With Tony Curtis in ‘Goodbye Charlie’ (1964)

In later years, Debbie would claim that evangelist Billy Graham approached her in 1962, after experiencing a premonition that Marilyn’s life was in danger. As Debbie did not know Marilyn well, she instead contacted a mutual friend, hairdresser Sydney Guilaroff, who allegedly spoke with Marilyn by telephone just hours before her death.

“She was a gentle, childlike girl who was always looking for that white knight on the white horse,” Debbie said of Marilyn, adding, “And why not? What sex symbol is happy?” Debbie also claimed that they attended the same church, although no further details have been uncovered.

Throughout the 1960s, Debbie played a three-month residency in Las Vegas each year. Her performance in The Unsinkable Molly Brown (1964) earned her an Oscar nomination. Her second marriage ended in 1973. Four years later, her daughter Carrie Fisher found fame In her own right as Princess Leia in Star Wars.

With daughter Carrie Fisher in 2015
With daughter Carrie Fisher in 2015

Carrie would later become an acclaimed author. Postcards From the Edge, a novel about her close, if occasionally fractious relationship with her celebrated mother, was filmed by Mike Nichols in 1990, with Meryl Streep and Shirley MacLaine in the leading roles. Todd Fisher has also worked extensively in film, as well as assisting his mother with her business ventures.

The Debbie Reynolds Dance Studio opened in Los Angeles in 1979, and is still thriving. Her third marriage, to real estate developer Richard Hamlett, ended in 1996. She starred in several Broadway musicals and appeared in numerous television shows, including The Love Boat, Hotel, The Golden Girls, Roseanne, and Will & Grace. A former Girl Scout leader, she has also worked tirelessly for AIDS and mental health charities.

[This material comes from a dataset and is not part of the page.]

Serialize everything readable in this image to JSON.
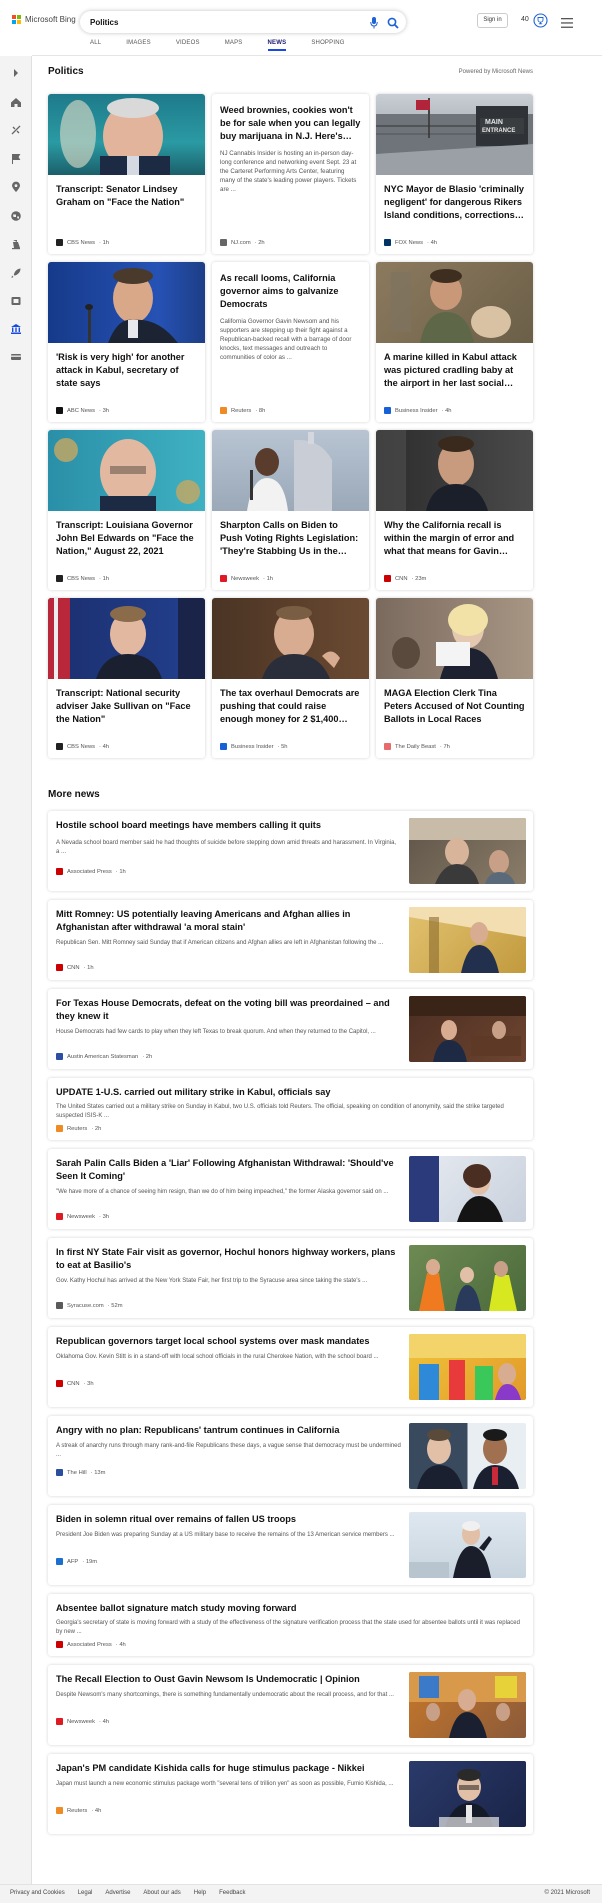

Debbie played herself in The Bodyguard (1992), and was reunited with Elizabeth Taylor for a 2001 TV movie, These Old Broads. One of her final roles was as Liberace’s mother in Behind the Candelabra (2013.) Her memoir, the aptly-titled Unsinkable, was published in 2015; and a new documentary, Bright Lights: Starring Carrie Fisher and Debbie Reynolds, premiered at Cannes in 2016, and has since been acquired by HBO.

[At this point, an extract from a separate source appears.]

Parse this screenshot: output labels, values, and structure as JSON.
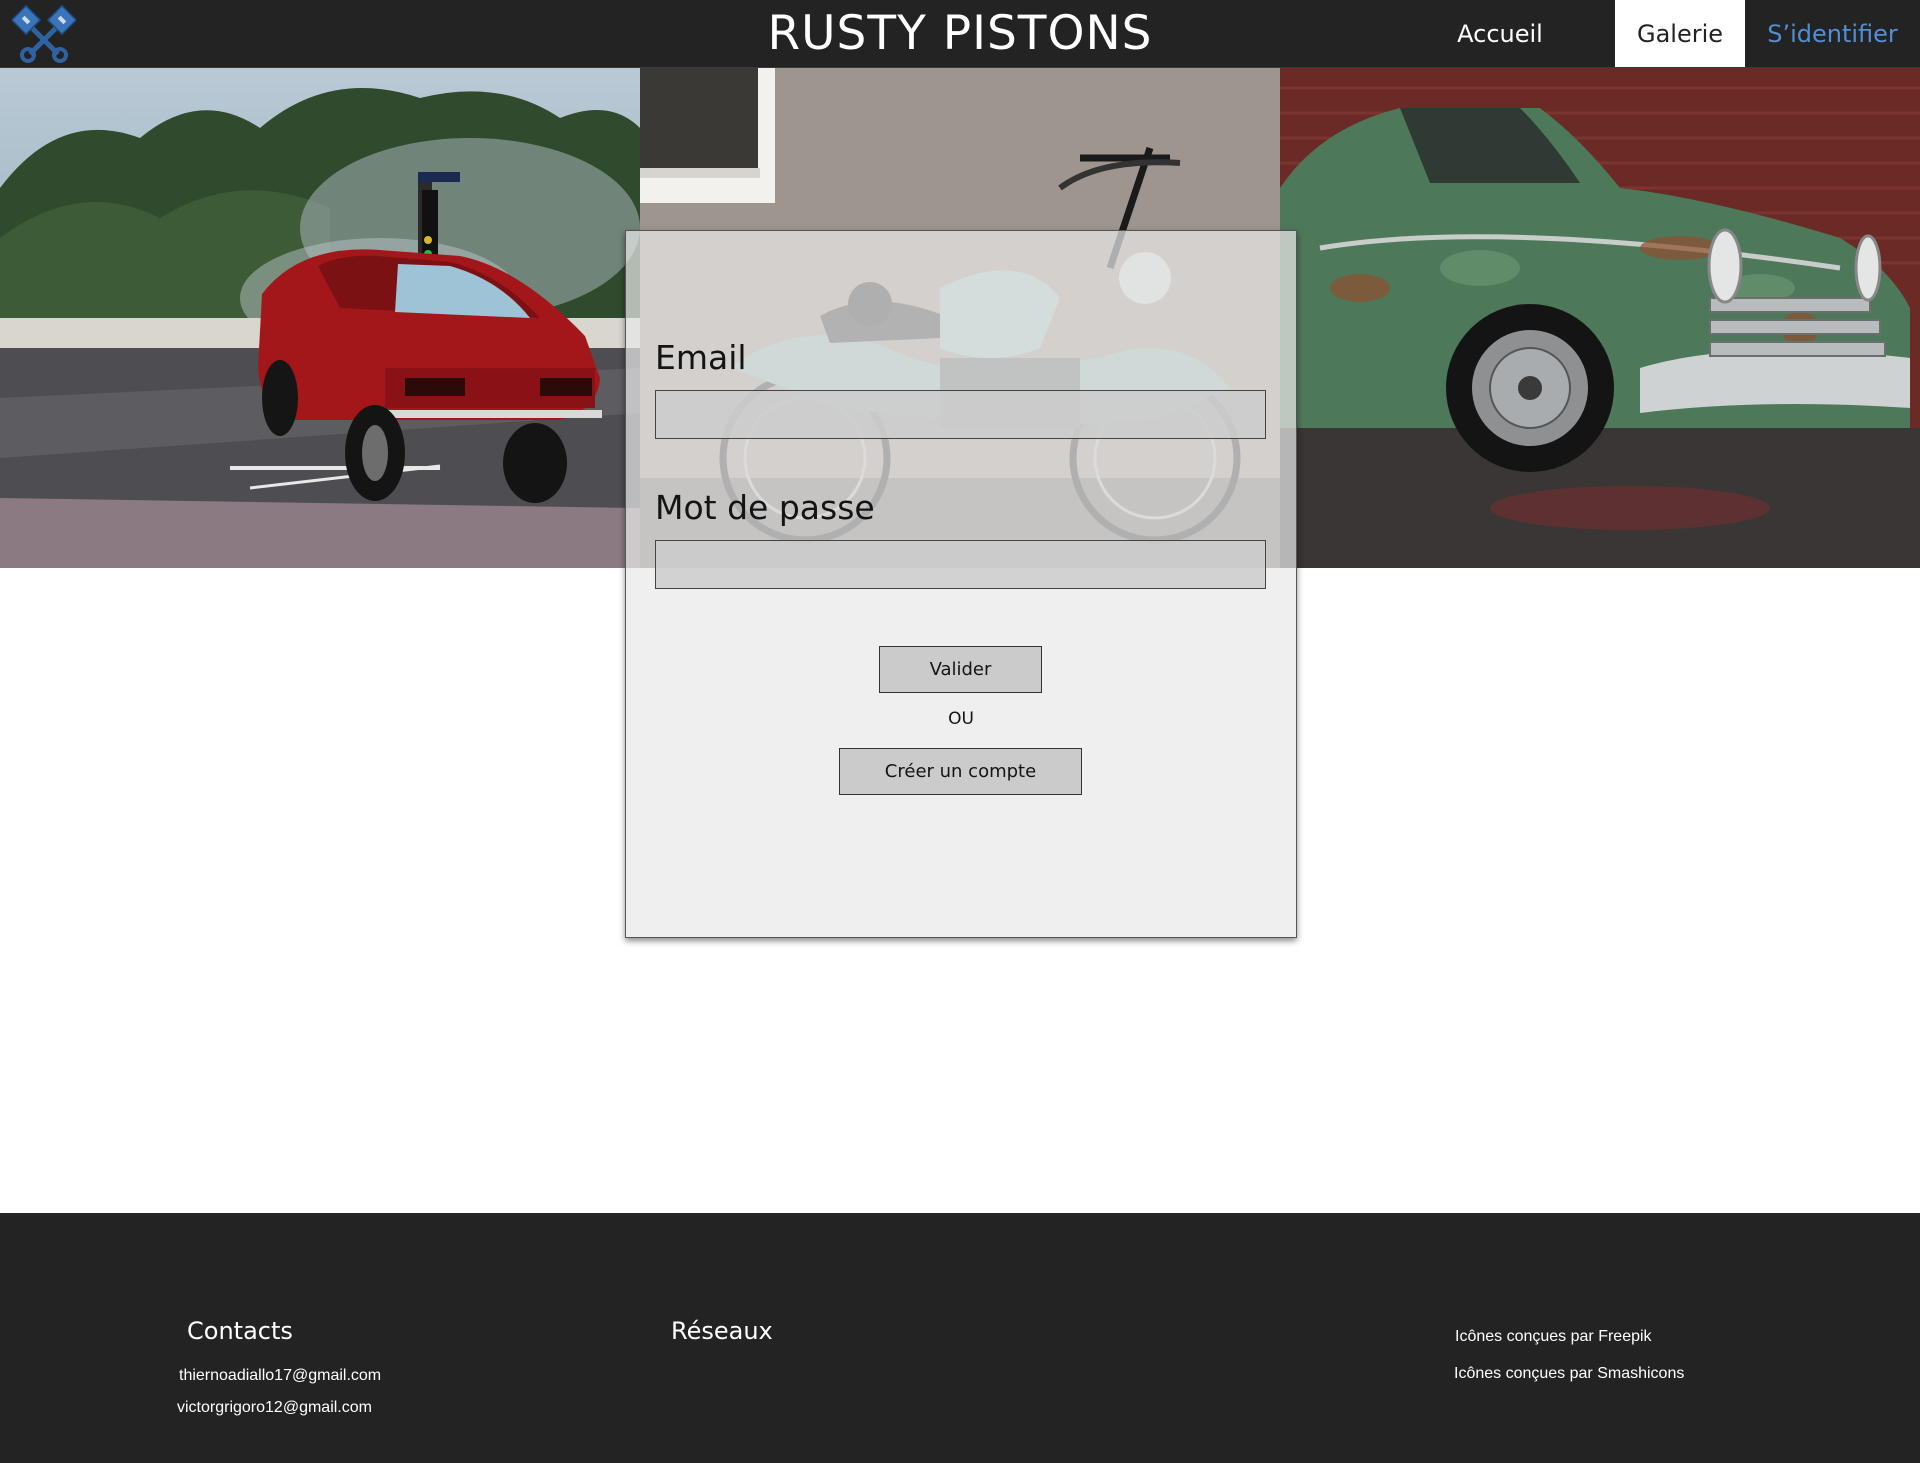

Debbie with her Hollywood costume collection
Debbie with her Hollywood costume collection

Debbie Reynolds will also be remembered fondly for her efforts to preserve the legacy of Hollywood’s golden age, which began when she purchased costumes from classic films (including many made for Marilyn) at an MGM auction in 1970. Her dream of opening a movie museum was sadly never realised, and in 2011, she relinquished her collection.

Among the many Marilyn-related items sold in a two-part event at Profiles in History was the cream silk halter-dress designed by Travilla, and worn by Marilyn as she stood over a subway grate in an iconic scene from The Seven Year Itch. The dress sold for $4.6 million, a sum surpassed only by the sale of Marilyn’s ‘Happy Birthday Mr President’ dress at Julien’s last month for $4.8 million.

Although the buyer was not named, the Seven Year Itch dress is rumoured to have been purchased by Authentic Brands Group (ABG), the Canadian company which is the licensing arm of Marilyn’s estate.